To me he was the ultimate professional who would have succeeded in any field that he took to. It was music that he chose and in it he shone. The story of Semmangudi is nothing if not one of grit and determination. True he did come from a hallowed family – his uncle and cousin were famed violinists but that did not in any way assure him of success in his chosen path. Indeed, his damaged vocal equipment was more a deterrent than an asset and the legendary PudukottaiDakshinamurthy Pillai is said to have remarked that the boy may be better off training as a violinist. But nothing would deter Semmangudi. He had the talent in him for music and he was going to express it vocally, come what may. And succeed he did, to the extent that to many diehard fans that nasal twang, the high decibel shouts of “Amba!” and those rasping breaths were as much part of the music as were the sonorous alapanas, the cascade of swaras, the exquisite shlokas and the delectable ragam tanam pallavis.
Networking is today a fashionable term especially when it comes to professional success but here was a past master at it long, long ago. He had his pockets of influence where it mattered the most – cabinet ministers, royalty and well-heeled patrons in Shencotta, Kallidaikurichi and Madras. He had senior musicians too in this select coterie – Musiri Subramania Iyer probably being the most well-known. Having Subbulakshmi as a student mattered as well. It is just that all of the networking was done from a position of strength. This was no whingeing supplicant. It was considered an honour to be able to assist Semmangudi. His friends knew his worth as a musician and were happy to do their bit for forwarding his career and interests. And he did not hesitate to ask when it mattered. It must also be pointed out here that he was not a grabber of any opportunity that came along. It had to be in keeping with his stature and his principles. Thus, he never accepted an overseas invite – he did not believe in crossing the black waters.
Today, any conversation on Semmangudi unfortunately tends to drift to his involvement in controversies with Balamuralikrishna and Balachander and his influence at the Music Academy. But what is forgotten is that these happened at the fag end of a career replete with the best of music despite the most recalcitrant voice. While they did lessen the halo, they could not take away anything from his contribution to the art. Even today, his bhani is still one of the most popular, passed on to younger generations by several disciples he trained. His on and off-stage witticisms still do the rounds and his renditions remain reference points for any aspect of the art. That would perhaps be his greatest contribution.
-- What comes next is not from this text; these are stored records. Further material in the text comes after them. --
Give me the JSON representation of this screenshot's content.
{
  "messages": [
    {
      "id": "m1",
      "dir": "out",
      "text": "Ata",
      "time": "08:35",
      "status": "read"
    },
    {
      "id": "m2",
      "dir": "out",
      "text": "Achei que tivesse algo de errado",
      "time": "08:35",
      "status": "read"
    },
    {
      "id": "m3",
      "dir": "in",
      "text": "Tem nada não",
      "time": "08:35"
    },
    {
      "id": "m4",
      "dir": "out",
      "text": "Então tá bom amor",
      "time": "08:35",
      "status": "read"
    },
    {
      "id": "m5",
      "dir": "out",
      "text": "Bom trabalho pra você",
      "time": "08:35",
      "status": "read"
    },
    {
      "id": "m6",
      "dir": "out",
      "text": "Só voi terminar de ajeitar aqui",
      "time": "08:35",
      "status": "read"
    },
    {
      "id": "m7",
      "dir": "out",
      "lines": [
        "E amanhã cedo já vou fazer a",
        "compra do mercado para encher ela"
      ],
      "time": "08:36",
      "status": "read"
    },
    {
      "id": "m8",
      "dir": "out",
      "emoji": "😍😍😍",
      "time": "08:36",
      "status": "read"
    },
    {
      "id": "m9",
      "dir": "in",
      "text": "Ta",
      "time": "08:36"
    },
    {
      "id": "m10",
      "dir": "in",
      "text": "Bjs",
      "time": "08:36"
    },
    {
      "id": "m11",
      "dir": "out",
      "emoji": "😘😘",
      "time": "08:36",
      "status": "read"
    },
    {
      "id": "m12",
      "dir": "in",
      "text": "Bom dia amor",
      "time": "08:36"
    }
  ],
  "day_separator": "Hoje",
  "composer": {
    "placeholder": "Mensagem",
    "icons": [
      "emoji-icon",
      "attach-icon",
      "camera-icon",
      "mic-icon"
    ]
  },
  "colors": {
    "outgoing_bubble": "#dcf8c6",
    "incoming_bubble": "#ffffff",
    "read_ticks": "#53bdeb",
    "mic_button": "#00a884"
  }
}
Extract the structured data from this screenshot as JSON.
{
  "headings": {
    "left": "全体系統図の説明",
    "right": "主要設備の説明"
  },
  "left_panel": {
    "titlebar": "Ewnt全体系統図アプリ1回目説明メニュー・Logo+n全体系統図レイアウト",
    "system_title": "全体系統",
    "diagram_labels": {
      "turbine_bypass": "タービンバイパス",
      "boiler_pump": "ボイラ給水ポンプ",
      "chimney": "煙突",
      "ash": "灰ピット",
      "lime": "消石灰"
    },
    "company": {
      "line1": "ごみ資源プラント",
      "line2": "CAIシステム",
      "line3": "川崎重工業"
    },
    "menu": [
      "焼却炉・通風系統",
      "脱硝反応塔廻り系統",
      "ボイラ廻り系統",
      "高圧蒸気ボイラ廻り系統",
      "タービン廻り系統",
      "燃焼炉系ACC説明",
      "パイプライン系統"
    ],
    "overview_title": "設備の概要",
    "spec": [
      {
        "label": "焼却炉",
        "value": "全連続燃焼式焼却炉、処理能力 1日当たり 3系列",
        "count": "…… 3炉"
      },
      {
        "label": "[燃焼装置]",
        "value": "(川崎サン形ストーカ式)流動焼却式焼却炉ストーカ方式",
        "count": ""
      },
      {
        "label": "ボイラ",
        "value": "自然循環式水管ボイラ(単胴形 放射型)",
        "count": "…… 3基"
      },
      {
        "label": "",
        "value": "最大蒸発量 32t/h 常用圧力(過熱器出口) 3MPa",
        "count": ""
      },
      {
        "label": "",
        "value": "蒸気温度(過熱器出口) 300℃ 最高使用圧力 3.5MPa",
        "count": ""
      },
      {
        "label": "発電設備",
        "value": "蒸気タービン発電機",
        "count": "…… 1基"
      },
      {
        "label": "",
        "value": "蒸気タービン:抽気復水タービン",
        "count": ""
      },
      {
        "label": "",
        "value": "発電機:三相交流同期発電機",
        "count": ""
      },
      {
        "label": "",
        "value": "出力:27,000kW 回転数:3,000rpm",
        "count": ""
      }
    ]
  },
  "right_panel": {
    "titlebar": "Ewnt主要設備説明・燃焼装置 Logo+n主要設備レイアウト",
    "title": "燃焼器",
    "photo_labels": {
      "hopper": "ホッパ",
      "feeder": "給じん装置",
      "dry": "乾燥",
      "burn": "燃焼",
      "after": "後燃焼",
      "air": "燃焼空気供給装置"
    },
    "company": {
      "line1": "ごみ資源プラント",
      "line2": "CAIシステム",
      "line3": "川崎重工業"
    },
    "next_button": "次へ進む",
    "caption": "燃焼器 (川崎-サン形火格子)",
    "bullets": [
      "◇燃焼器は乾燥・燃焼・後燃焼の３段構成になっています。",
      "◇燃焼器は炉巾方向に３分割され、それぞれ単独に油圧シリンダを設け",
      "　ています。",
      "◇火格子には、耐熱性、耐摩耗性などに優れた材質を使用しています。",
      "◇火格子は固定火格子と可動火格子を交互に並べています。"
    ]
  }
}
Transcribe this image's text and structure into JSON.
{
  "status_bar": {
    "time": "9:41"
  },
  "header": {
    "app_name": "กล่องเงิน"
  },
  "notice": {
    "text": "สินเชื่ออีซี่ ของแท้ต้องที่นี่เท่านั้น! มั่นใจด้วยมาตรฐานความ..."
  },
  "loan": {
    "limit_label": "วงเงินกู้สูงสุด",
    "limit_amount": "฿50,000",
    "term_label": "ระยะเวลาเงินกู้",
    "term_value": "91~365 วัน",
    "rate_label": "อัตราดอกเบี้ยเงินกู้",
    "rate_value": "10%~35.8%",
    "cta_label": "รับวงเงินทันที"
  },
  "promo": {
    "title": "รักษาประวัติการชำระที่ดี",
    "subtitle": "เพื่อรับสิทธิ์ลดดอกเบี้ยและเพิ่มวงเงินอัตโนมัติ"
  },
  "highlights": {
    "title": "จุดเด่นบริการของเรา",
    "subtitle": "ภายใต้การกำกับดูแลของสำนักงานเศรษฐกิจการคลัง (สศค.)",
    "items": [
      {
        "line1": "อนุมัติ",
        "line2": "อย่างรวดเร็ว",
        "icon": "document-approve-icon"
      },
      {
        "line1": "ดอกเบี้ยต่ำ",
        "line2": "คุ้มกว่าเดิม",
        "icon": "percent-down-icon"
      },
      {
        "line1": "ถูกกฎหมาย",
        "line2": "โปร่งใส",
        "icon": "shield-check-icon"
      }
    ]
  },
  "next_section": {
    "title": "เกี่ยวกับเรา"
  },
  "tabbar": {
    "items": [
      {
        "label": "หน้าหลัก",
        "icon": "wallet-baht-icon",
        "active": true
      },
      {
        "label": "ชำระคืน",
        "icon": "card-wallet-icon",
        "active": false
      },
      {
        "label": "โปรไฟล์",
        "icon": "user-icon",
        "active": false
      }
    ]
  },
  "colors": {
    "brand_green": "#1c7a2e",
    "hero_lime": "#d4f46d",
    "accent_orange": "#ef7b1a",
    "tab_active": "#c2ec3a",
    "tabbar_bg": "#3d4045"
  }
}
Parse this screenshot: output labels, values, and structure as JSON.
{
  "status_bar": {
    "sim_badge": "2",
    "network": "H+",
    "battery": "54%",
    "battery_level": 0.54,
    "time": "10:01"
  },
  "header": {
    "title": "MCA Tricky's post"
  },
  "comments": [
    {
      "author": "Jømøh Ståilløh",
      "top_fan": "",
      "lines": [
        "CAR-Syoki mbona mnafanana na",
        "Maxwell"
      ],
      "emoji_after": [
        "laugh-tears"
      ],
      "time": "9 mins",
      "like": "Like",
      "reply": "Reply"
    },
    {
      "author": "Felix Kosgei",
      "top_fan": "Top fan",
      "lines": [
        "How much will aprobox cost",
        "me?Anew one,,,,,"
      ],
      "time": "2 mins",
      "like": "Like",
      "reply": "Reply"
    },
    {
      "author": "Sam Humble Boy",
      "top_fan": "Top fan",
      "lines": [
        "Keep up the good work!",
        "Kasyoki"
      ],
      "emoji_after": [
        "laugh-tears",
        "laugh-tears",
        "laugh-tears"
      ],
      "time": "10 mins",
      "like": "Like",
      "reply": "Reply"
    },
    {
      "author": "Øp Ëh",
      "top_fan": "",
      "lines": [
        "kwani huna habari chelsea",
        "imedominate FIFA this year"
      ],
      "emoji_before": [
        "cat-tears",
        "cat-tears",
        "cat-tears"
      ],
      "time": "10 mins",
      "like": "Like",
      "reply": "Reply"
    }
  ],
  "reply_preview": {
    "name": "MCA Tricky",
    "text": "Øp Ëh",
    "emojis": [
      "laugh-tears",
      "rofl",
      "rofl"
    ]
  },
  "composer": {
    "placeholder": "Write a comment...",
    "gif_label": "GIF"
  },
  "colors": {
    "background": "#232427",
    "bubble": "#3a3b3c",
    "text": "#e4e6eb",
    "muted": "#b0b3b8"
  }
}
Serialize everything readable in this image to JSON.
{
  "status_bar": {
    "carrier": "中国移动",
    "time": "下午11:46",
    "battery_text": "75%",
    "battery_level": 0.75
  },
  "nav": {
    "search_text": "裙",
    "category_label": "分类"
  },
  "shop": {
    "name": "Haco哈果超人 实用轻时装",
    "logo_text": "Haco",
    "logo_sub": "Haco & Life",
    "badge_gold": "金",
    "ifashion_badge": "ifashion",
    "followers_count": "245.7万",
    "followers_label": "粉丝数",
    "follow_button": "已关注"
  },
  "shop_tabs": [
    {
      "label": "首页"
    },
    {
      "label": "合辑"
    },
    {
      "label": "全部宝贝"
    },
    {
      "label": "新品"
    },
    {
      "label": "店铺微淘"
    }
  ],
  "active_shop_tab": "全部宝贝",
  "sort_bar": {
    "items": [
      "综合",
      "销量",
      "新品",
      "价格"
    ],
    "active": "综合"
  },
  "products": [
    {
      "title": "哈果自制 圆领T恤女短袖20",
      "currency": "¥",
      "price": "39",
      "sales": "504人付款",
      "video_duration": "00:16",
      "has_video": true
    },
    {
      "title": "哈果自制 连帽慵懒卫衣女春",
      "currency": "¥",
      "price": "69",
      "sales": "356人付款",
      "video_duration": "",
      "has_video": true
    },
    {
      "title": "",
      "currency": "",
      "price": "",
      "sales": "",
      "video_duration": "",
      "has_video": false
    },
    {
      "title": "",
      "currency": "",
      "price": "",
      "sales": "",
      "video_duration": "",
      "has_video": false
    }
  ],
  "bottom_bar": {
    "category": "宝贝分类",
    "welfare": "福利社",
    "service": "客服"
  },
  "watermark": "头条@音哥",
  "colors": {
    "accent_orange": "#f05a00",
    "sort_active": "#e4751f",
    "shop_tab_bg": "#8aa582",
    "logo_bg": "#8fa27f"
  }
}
What then of apellations such as Chanakya and Cunningham of Carnatic Music? We often tend to forget that these are the very same traits that are considered praiseworthy in other professions. Why then should classical music alone differ? Should the principles that Tyagaraja considered ideal be the standards by which every performing musician ought to be judged? Semmangudi would have disagreed. In a life spanning a century he had seen Carnatic music change in everything, from presentations to patronage to technology. He survived it all. We do keep saying that adaptability is one of the chief traits required for success, don’t we? Why should this not apply to Carnatic music also?
This article appeared in The Hindu dated July 23rd to commemorate his birthday which falls on the 25th. The Semmangudi Srinivasa Iyer Golden Jubilee Trust this year features a concert by RK ShriramKumar (violin), Manoj Siva (mridangam) and S Karthik (ghatam) at 6.15 pm on the 25th. The link to view the same will be posted later.